[Notes by LKG]
This story is part of the Japanese Mythology unit. Story source: Romance of Old Japan, Part I: Mythology and Legend by E. W. Champney and F. Champney (1917).
The Labors of Yamato: The Sacred Sword
Where thund’rous surges ever seethe and boil,
And writhen trees, sprung from the barren soil,
Outstretch to heaven gaunt, supplicating hands,
There hides a grotto on the island strands
With winding chambers, worn by ocean’s toil,
Lighted by taper-flare of fragrant oil,
In whose umbrageous depths an idol stands.
Bestride a dragon belching fiery breath
In wreathed incense on the humid air,
Benten immortal, shrined mid wind and rain,
Goddess of Love, lurks in her loathly lair,
Lady of sorrow and eternal pain,
Sleek serpent-goddess with the kiss of death.
Riding homeward, Yamato and his Princess took their way along the shore, the fateful isle of Enoshima glimmering dimly through distant mists.
Again rang the siren’s song in the ears of Yamato and his former madness fell over him.
“Ride home,” he commanded Tacibana; “hide thy visage until thy flame-singed tresses have grown anew and thy scorched skin hath regained its satin lustre, for verily thou art hideous in my sight.”
A teardrop glistened in the eyes of the devoted Princess as she meekly did her husband’s bidding, singing to her sad heart the whiles a song of Hope, on this wise:
If ‘tis for long this love will last
I neither know nor care.
One morn I’ll hold him tangled fast,
Within my lustrous hair.
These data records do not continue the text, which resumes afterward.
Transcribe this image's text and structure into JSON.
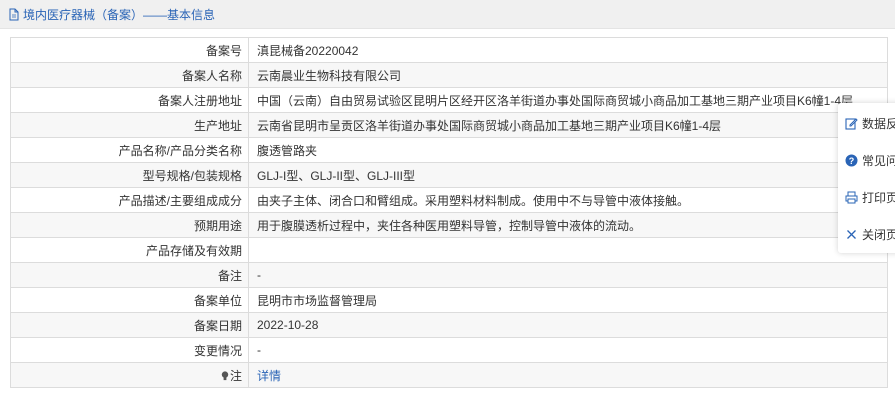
{
  "header": {
    "title": "境内医疗器械（备案）——基本信息"
  },
  "rows": [
    {
      "label": "备案号",
      "value": "滇昆械备20220042"
    },
    {
      "label": "备案人名称",
      "value": "云南晨业生物科技有限公司"
    },
    {
      "label": "备案人注册地址",
      "value": "中国（云南）自由贸易试验区昆明片区经开区洛羊街道办事处国际商贸城小商品加工基地三期产业项目K6幢1-4层"
    },
    {
      "label": "生产地址",
      "value": "云南省昆明市呈贡区洛羊街道办事处国际商贸城小商品加工基地三期产业项目K6幢1-4层"
    },
    {
      "label": "产品名称/产品分类名称",
      "value": "腹透管路夹"
    },
    {
      "label": "型号规格/包装规格",
      "value": "GLJ-I型、GLJ-II型、GLJ-III型"
    },
    {
      "label": "产品描述/主要组成成分",
      "value": "由夹子主体、闭合口和臂组成。采用塑料材料制成。使用中不与导管中液体接触。"
    },
    {
      "label": "预期用途",
      "value": "用于腹膜透析过程中，夹住各种医用塑料导管，控制导管中液体的流动。"
    },
    {
      "label": "产品存储及有效期",
      "value": ""
    },
    {
      "label": "备注",
      "value": "-"
    },
    {
      "label": "备案单位",
      "value": "昆明市市场监督管理局"
    },
    {
      "label": "备案日期",
      "value": "2022-10-28"
    },
    {
      "label": "变更情况",
      "value": "-"
    }
  ],
  "note_row": {
    "label": "注",
    "link_text": "详情"
  },
  "side_panel": {
    "feedback": "数据反",
    "faq": "常见问",
    "print": "打印页",
    "close": "关闭页"
  },
  "colors": {
    "link": "#2a64b6",
    "header_bg": "#f0f0f0",
    "border": "#dcdcdc"
  },
  "icons": [
    "document-icon",
    "bulb-icon",
    "edit-icon",
    "question-icon",
    "printer-icon",
    "close-icon"
  ]
}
Yamato plunged through the foam-flowered surges and swam to the emerald grotto of Benten. Treading upon the threshold, his foot sank in the folds of a noisome dragon, but he slashed it with the Sacred Sword and, bellowing with pain, the monster glided away.
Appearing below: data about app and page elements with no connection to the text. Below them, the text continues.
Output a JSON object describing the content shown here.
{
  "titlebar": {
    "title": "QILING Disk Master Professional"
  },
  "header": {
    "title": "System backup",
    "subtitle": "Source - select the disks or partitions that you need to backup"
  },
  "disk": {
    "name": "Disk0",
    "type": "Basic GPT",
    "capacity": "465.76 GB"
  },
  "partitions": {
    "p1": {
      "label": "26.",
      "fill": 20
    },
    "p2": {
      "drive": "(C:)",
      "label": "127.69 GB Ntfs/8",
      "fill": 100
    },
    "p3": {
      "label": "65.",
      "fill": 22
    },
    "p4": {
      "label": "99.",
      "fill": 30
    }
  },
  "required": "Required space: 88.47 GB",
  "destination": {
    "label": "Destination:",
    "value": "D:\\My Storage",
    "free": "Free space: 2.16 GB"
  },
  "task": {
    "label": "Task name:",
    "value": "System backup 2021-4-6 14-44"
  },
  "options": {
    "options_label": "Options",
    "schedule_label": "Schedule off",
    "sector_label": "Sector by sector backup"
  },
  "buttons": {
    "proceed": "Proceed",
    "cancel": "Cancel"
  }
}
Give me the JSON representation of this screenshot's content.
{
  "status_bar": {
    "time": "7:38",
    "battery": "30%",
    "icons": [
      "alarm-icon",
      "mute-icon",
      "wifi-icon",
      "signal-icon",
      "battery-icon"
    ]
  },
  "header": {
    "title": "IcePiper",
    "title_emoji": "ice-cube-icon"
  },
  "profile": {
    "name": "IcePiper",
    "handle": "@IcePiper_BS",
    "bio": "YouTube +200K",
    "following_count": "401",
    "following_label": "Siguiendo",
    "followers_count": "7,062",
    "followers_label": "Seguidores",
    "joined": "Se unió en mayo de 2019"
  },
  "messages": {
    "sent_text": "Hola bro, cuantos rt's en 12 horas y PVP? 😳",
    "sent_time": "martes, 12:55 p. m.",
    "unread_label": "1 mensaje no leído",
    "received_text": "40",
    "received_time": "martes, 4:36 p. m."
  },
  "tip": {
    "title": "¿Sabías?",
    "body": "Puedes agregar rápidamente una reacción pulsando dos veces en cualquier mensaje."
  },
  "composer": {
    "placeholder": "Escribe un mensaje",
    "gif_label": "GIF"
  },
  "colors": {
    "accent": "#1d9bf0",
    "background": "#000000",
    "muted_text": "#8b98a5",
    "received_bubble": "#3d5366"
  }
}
Hearing the uproar Benten cried in alarm: “Vain, presumptuous youth, anger not my faithful guardian, else will he slay thee!”
“Nay,” replied Yamato, sheathing the blade, “this is the Sacred Sword, against which neither beast nor man nor e’en the immortal gods may prevail.”
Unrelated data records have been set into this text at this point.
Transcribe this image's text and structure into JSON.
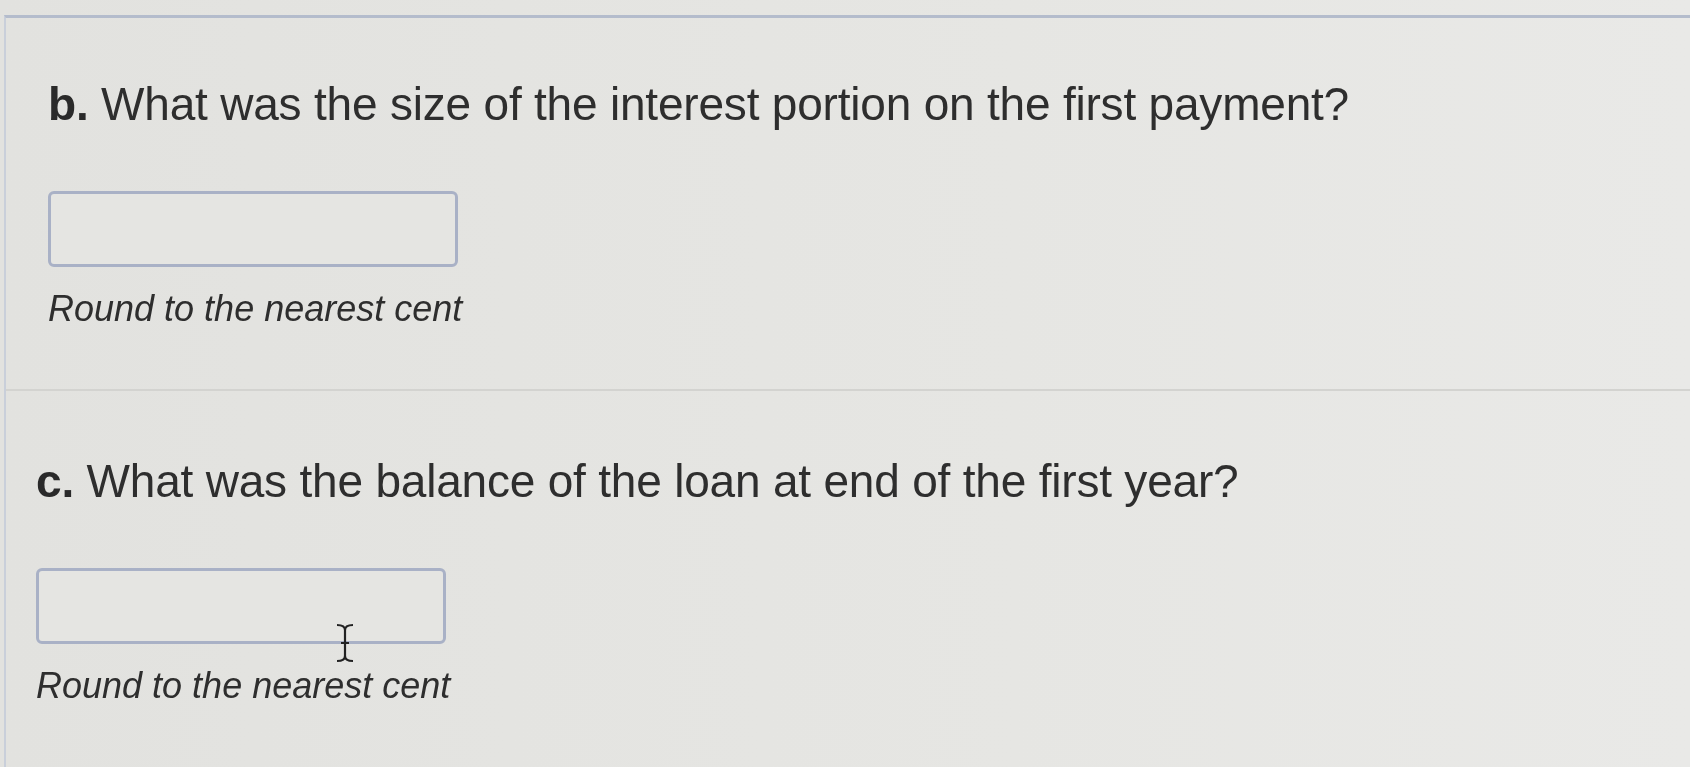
{
  "questions": [
    {
      "prompt": "**b.** What was the size of the interest portion on the first payment?",
      "hint": "Round to the nearest cent"
    },
    {
      "prompt": "**c.** What was the balance of the loan at end of the first year?",
      "hint": "Round to the nearest cent"
    }
  ]
}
Then was the siren glad, for the dragon who guarded her cave was none other than her father, the evil gods Susa-no-wo who, having striven in vain to possess himself of the sword by force, had bidden his daughter lure it from Yamato through guile and treachery.
When Yamato lamented that he had not gained the Golden Apple, the siren reproached him but lightly and, summoning her beauteous handmaidens, spread before him a sumptuous banquet, mingling in his sake a sleep-compelling potion, the whiles she discoursed drowsy lullabies upon her golden lute.
Heavily slumbered Yamato, but awaking ere dawn, he groped for the form of Benten and discerning her not, called: “Where art thou, Beloved?” But none gave answer.
Then a peal of mocking laughter rang out and, springing from his couch, Yamato perceived by the silvery morning twilight that he was indeed alone. Though he searched through every cranny of the cavern he found not the siren, when suddenly, to his great dismay, he realized that the Sacred Sword had also disappeared.
Swiftly swam he to the shore and distraught wandered for hours through the forest bewailing his folly and the treachery of woman.
While treading through the crimson leaves
Far up the mountainside,
I hear the stag’s faint plaintive call
Upon the autumn tide,
Sad as the wind-blown leaves that fall
Swift scattered far and wide.
Fain would he have returned to his faithful Princess, but in the labyrinthine forest he lost the trail.
Next: The Sacred Sword (cont.)